WORK TO BE COMPLETED -> Where "this" appears in a line of the entries below, that line should be copied.

(Element data from apps and pages)
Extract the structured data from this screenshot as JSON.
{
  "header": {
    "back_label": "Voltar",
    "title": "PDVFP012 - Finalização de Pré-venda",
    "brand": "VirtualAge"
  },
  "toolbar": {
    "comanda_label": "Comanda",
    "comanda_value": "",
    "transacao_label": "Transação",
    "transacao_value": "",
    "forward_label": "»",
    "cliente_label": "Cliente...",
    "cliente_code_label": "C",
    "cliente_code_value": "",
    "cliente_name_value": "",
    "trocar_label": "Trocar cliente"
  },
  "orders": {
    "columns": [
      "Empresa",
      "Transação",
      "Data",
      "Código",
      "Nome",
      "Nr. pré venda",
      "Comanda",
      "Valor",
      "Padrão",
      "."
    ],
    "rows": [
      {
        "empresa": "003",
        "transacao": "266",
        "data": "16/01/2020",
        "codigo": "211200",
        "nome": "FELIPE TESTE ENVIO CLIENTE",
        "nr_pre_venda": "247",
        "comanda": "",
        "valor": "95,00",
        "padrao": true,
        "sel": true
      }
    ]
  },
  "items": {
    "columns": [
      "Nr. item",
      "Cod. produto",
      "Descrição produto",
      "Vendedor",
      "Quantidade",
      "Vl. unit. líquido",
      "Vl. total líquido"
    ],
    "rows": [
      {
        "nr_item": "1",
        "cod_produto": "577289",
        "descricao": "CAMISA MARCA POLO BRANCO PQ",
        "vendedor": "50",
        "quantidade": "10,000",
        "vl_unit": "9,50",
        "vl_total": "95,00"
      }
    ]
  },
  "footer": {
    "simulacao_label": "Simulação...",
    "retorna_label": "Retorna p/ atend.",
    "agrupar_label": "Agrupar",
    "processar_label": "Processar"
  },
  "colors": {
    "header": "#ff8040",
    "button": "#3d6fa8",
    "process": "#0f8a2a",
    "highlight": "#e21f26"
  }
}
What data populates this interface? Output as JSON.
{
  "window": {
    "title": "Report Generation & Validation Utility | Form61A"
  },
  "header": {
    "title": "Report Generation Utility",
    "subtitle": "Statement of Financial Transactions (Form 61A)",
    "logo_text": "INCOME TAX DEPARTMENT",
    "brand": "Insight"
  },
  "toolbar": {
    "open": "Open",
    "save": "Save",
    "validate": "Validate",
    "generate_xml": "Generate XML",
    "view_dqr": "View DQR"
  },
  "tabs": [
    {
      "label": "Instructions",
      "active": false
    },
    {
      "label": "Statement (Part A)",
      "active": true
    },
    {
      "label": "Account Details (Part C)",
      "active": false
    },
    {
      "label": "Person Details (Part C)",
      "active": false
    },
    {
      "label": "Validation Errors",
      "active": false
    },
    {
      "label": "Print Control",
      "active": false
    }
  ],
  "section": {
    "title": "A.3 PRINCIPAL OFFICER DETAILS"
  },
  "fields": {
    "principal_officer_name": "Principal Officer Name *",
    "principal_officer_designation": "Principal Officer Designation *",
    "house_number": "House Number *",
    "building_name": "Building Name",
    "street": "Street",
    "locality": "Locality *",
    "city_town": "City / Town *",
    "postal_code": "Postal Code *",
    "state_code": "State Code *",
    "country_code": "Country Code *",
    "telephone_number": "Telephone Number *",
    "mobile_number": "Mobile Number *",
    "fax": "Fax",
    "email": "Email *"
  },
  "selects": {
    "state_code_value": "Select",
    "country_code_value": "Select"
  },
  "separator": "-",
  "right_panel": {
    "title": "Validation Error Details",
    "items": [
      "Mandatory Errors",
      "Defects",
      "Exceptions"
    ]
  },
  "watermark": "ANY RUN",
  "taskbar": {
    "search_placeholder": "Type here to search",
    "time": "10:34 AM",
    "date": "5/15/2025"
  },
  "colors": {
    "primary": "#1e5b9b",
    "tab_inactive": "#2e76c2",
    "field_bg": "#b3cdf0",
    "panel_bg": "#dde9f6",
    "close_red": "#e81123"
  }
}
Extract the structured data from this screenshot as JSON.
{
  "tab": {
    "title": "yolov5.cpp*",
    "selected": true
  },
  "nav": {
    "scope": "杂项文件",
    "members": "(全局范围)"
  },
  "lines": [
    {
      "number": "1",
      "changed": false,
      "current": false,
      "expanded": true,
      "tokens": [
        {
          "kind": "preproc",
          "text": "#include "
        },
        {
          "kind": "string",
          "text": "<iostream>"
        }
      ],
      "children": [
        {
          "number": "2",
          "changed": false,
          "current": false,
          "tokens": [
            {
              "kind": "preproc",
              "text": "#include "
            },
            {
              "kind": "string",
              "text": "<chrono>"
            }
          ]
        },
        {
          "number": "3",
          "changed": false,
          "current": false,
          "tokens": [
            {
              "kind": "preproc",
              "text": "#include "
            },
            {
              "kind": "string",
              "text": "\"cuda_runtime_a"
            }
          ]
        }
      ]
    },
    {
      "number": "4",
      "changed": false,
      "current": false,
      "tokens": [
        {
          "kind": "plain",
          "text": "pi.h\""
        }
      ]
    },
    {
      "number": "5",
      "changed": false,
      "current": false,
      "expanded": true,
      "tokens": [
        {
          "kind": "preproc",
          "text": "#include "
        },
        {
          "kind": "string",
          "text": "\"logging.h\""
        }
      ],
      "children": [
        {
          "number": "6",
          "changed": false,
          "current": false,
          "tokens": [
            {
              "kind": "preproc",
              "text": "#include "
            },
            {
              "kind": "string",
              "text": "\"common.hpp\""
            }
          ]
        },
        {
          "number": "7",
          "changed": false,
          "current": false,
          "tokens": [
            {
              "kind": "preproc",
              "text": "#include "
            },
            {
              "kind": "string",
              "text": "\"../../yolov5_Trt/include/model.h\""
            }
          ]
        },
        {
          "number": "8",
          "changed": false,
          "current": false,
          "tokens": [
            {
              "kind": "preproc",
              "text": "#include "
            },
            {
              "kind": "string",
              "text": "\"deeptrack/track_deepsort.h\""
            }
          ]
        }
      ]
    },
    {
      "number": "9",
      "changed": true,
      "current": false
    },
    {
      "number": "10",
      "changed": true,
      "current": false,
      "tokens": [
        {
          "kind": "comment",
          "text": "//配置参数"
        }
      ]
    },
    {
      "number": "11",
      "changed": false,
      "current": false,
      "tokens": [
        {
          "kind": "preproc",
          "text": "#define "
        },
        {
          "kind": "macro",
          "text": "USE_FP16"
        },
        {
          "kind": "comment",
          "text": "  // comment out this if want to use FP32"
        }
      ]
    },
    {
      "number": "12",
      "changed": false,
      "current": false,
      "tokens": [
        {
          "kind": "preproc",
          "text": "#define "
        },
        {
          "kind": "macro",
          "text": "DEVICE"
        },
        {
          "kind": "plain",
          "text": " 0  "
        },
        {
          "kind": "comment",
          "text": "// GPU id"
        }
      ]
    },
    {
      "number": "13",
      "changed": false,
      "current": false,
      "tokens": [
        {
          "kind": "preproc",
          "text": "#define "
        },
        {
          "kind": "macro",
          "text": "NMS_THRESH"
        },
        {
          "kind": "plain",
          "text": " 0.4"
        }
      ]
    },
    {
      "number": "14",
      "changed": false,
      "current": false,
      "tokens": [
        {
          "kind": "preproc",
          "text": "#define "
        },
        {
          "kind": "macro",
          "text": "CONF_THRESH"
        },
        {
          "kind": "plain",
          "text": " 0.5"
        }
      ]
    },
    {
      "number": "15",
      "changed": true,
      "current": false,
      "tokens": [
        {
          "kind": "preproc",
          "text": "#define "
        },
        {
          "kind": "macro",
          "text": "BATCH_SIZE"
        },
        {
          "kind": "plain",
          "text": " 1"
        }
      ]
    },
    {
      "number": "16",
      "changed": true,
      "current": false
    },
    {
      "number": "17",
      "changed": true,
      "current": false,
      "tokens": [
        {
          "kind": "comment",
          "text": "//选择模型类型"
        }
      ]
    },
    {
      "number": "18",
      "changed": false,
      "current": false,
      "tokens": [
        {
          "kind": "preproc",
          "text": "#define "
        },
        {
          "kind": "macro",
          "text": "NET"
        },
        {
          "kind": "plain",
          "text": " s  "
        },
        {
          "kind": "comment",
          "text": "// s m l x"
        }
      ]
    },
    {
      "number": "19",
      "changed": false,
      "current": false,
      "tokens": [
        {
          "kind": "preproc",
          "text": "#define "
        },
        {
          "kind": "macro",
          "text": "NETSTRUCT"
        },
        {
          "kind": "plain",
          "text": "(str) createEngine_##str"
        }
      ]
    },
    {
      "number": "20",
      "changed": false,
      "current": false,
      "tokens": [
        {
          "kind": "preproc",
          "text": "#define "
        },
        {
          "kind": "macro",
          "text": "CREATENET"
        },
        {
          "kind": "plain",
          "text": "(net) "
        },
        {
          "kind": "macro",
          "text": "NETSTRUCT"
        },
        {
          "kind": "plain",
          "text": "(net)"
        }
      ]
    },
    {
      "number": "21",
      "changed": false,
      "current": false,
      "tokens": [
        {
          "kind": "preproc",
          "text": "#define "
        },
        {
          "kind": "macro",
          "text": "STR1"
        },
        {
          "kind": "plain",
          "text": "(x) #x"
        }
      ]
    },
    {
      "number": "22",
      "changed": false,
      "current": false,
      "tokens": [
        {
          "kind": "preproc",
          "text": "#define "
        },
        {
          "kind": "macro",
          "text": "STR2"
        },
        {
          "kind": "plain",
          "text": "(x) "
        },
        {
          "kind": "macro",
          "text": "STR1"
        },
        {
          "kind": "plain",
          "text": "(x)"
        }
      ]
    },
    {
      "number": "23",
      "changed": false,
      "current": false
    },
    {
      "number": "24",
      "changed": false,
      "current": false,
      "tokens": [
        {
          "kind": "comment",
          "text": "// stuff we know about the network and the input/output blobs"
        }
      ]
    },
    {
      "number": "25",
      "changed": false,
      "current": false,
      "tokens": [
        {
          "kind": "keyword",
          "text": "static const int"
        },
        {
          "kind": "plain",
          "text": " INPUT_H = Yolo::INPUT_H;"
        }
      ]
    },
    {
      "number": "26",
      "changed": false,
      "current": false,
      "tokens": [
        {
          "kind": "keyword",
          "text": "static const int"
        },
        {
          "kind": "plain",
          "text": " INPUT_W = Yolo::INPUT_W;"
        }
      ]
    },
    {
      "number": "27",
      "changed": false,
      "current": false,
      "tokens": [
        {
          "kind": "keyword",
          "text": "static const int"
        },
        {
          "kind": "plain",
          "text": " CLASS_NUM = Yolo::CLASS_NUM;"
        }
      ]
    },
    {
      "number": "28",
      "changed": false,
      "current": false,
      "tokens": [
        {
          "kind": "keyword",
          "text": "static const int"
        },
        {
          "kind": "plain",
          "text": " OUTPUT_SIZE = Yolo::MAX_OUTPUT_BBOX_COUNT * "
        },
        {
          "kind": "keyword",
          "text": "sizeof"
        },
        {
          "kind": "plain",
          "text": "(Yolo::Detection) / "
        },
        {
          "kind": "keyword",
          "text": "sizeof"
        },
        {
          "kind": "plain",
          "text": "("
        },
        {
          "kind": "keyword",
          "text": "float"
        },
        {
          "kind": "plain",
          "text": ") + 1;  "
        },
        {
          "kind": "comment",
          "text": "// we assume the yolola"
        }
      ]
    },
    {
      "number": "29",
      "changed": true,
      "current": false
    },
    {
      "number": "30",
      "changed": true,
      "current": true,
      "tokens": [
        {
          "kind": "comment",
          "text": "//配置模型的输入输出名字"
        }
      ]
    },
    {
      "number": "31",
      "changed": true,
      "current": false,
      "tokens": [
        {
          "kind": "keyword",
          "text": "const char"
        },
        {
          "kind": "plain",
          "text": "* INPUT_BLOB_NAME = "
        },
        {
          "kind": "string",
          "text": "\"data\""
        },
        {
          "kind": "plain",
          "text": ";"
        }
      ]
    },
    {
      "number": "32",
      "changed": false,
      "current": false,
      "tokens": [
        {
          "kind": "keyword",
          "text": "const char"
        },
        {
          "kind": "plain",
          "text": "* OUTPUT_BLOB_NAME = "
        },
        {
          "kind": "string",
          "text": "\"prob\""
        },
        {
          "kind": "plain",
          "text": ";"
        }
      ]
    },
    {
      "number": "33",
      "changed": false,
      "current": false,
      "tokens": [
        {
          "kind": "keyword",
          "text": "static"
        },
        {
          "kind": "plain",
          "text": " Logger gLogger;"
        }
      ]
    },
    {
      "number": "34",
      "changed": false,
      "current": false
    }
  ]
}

EXERCISE RESULT ->
Extract the structured data from this screenshot as JSON.
What data populates this interface? Output as JSON.
Extract the structured data from this screenshot as JSON.
          "text": "  // comment out this if want to use FP32"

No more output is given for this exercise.